**How to complete this task:** The data that follows is to be copied exactly, with each image removed.

**Given information:**
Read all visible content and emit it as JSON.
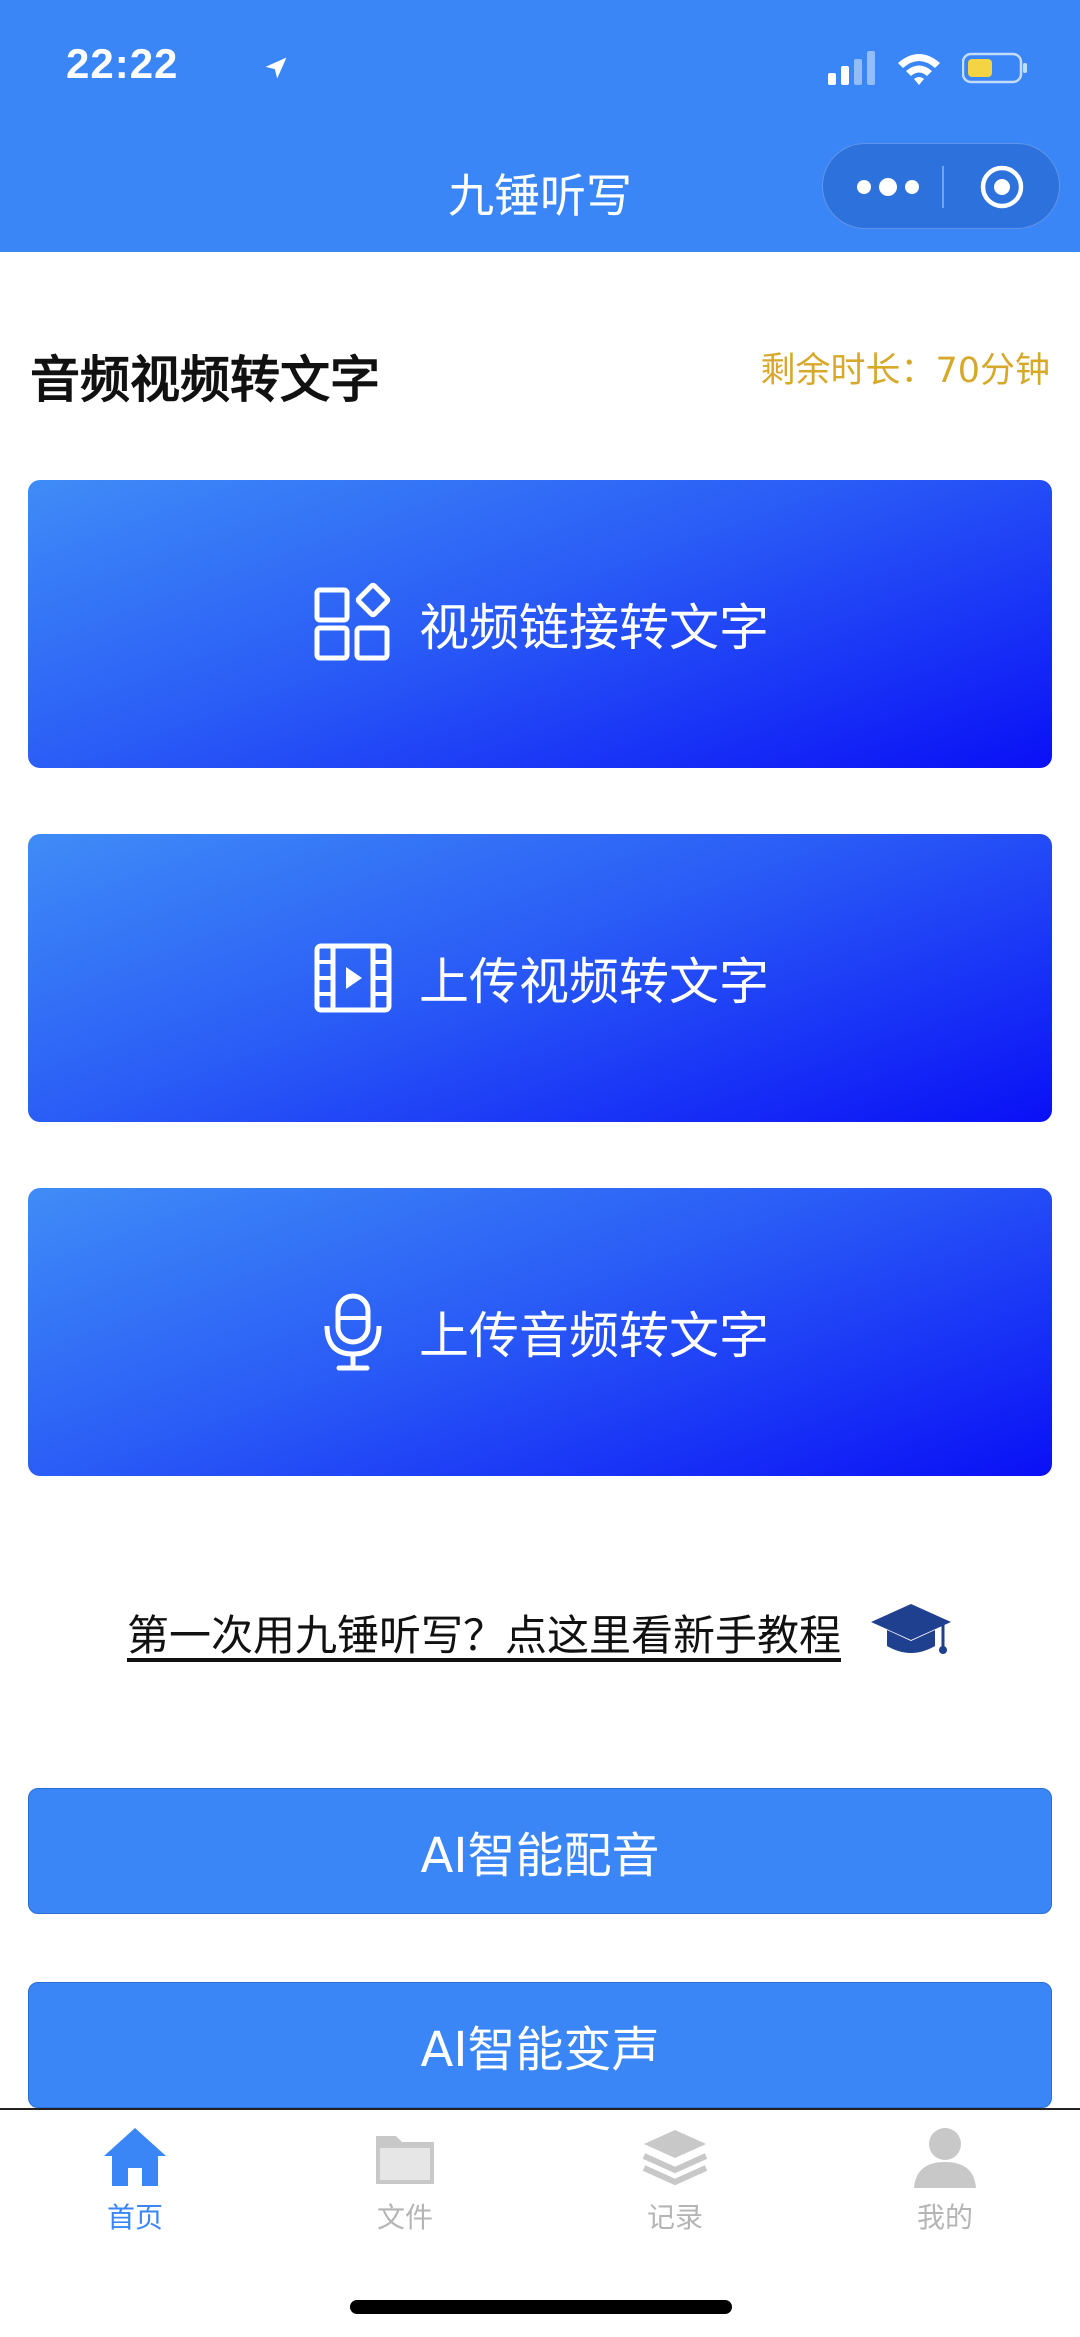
{
  "status_bar": {
    "time": "22:22"
  },
  "nav": {
    "title": "九锤听写"
  },
  "section": {
    "title": "音频视频转文字",
    "remaining": "剩余时长：70分钟"
  },
  "actions": [
    {
      "label": "视频链接转文字",
      "icon": "apps-grid-icon"
    },
    {
      "label": "上传视频转文字",
      "icon": "film-play-icon"
    },
    {
      "label": "上传音频转文字",
      "icon": "microphone-icon"
    }
  ],
  "tutorial": {
    "text": "第一次用九锤听写？点这里看新手教程",
    "icon": "graduation-cap-icon"
  },
  "extras": [
    {
      "label": "AI智能配音"
    },
    {
      "label": "AI智能变声"
    }
  ],
  "tabs": [
    {
      "label": "首页",
      "icon": "home-icon",
      "active": true
    },
    {
      "label": "文件",
      "icon": "folder-icon",
      "active": false
    },
    {
      "label": "记录",
      "icon": "layers-icon",
      "active": false
    },
    {
      "label": "我的",
      "icon": "user-icon",
      "active": false
    }
  ],
  "colors": {
    "primary": "#3a86f7",
    "gradient_end": "#0a10f6",
    "accent_gold": "#d7a92b",
    "tab_inactive": "#b5b5b5"
  }
}
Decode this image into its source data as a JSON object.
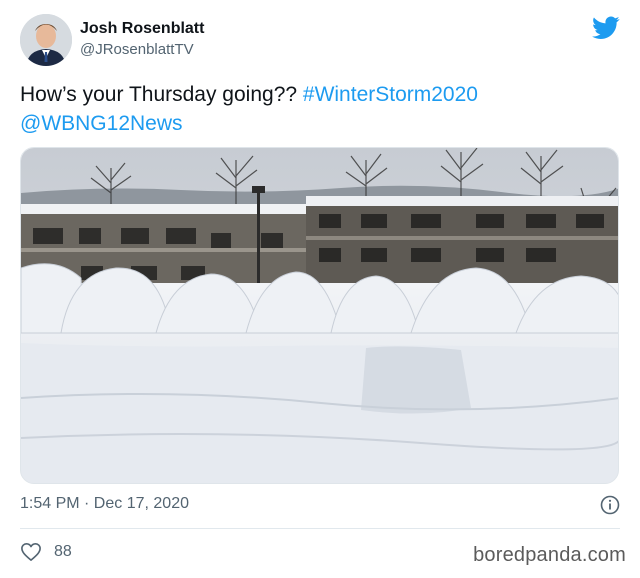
{
  "author": {
    "display_name": "Josh Rosenblatt",
    "handle": "@JRosenblattTV"
  },
  "tweet": {
    "text_plain": "How’s your Thursday going?? ",
    "hashtag": "#WinterStorm2020",
    "mention": "@WBNG12News"
  },
  "media": {
    "icon": "photo-snow-drifts"
  },
  "meta": {
    "timestamp": "1:54 PM · Dec 17, 2020",
    "like_count": "88"
  },
  "watermark": "boredpanda.com",
  "colors": {
    "link": "#1d9bf0",
    "twitter_blue": "#1d9bf0",
    "muted": "#536471"
  },
  "icons": {
    "brand": "twitter-bird-icon",
    "info": "info-icon",
    "like": "heart-icon"
  }
}
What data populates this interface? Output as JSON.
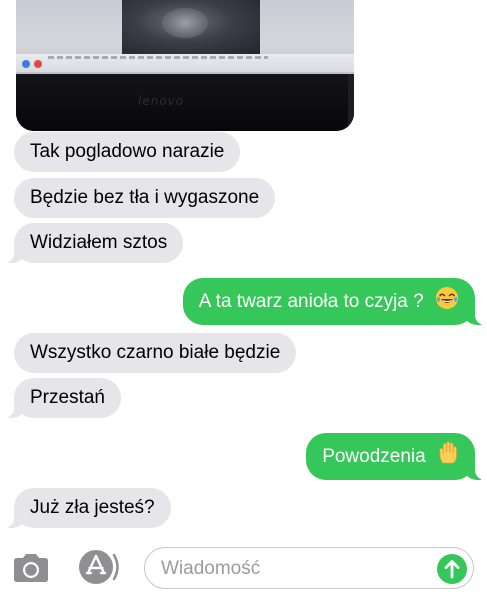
{
  "photo": {
    "brand_text": "lenovo"
  },
  "messages": [
    {
      "id": "m1",
      "direction": "incoming",
      "text": "Tak pogladowo narazie"
    },
    {
      "id": "m2",
      "direction": "incoming",
      "text": "Będzie bez tła i wygaszone"
    },
    {
      "id": "m3",
      "direction": "incoming",
      "text": "Widziałem sztos"
    },
    {
      "id": "m4",
      "direction": "outgoing",
      "text": "A ta twarz anioła to czyja ?",
      "emoji": "face-with-tears-of-joy-icon"
    },
    {
      "id": "m5",
      "direction": "incoming",
      "text": "Wszystko czarno białe będzie"
    },
    {
      "id": "m6",
      "direction": "incoming",
      "text": "Przestań"
    },
    {
      "id": "m7",
      "direction": "outgoing",
      "text": "Powodzenia",
      "emoji": "raised-hand-icon"
    },
    {
      "id": "m8",
      "direction": "incoming",
      "text": "Już zła jesteś?"
    }
  ],
  "input_bar": {
    "placeholder": "Wiadomość",
    "value": "",
    "icons": [
      "camera-icon",
      "app-store-icon",
      "send-arrow-icon"
    ]
  },
  "colors": {
    "incoming_bubble": "#e5e5ea",
    "outgoing_bubble": "#35c759",
    "placeholder": "#9b9ba1"
  }
}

**Your response:**
Read all visible content and emit it as JSON.
{
  "status_bar": {
    "time": "22:22"
  },
  "nav": {
    "title": "九锤听写"
  },
  "section": {
    "title": "音频视频转文字",
    "remaining": "剩余时长：70分钟"
  },
  "actions": [
    {
      "label": "视频链接转文字",
      "icon": "apps-grid-icon"
    },
    {
      "label": "上传视频转文字",
      "icon": "film-play-icon"
    },
    {
      "label": "上传音频转文字",
      "icon": "microphone-icon"
    }
  ],
  "tutorial": {
    "text": "第一次用九锤听写？点这里看新手教程",
    "icon": "graduation-cap-icon"
  },
  "extras": [
    {
      "label": "AI智能配音"
    },
    {
      "label": "AI智能变声"
    }
  ],
  "tabs": [
    {
      "label": "首页",
      "icon": "home-icon",
      "active": true
    },
    {
      "label": "文件",
      "icon": "folder-icon",
      "active": false
    },
    {
      "label": "记录",
      "icon": "layers-icon",
      "active": false
    },
    {
      "label": "我的",
      "icon": "user-icon",
      "active": false
    }
  ],
  "colors": {
    "primary": "#3a86f7",
    "gradient_end": "#0a10f6",
    "accent_gold": "#d7a92b",
    "tab_inactive": "#b5b5b5"
  }
}
Decode this image into its source data as a JSON object.
{
  "author": {
    "display_name": "Josh Rosenblatt",
    "handle": "@JRosenblattTV"
  },
  "tweet": {
    "text_plain": "How’s your Thursday going?? ",
    "hashtag": "#WinterStorm2020",
    "mention": "@WBNG12News"
  },
  "media": {
    "icon": "photo-snow-drifts"
  },
  "meta": {
    "timestamp": "1:54 PM · Dec 17, 2020",
    "like_count": "88"
  },
  "watermark": "boredpanda.com",
  "colors": {
    "link": "#1d9bf0",
    "twitter_blue": "#1d9bf0",
    "muted": "#536471"
  },
  "icons": {
    "brand": "twitter-bird-icon",
    "info": "info-icon",
    "like": "heart-icon"
  }
}
What data populates this interface? Output as JSON.
{
  "photo": {
    "brand_text": "lenovo"
  },
  "messages": [
    {
      "id": "m1",
      "direction": "incoming",
      "text": "Tak pogladowo narazie"
    },
    {
      "id": "m2",
      "direction": "incoming",
      "text": "Będzie bez tła i wygaszone"
    },
    {
      "id": "m3",
      "direction": "incoming",
      "text": "Widziałem sztos"
    },
    {
      "id": "m4",
      "direction": "outgoing",
      "text": "A ta twarz anioła to czyja ?",
      "emoji": "face-with-tears-of-joy-icon"
    },
    {
      "id": "m5",
      "direction": "incoming",
      "text": "Wszystko czarno białe będzie"
    },
    {
      "id": "m6",
      "direction": "incoming",
      "text": "Przestań"
    },
    {
      "id": "m7",
      "direction": "outgoing",
      "text": "Powodzenia",
      "emoji": "raised-hand-icon"
    },
    {
      "id": "m8",
      "direction": "incoming",
      "text": "Już zła jesteś?"
    }
  ],
  "input_bar": {
    "placeholder": "Wiadomość",
    "value": "",
    "icons": [
      "camera-icon",
      "app-store-icon",
      "send-arrow-icon"
    ]
  },
  "colors": {
    "incoming_bubble": "#e5e5ea",
    "outgoing_bubble": "#35c759",
    "placeholder": "#9b9ba1"
  }
}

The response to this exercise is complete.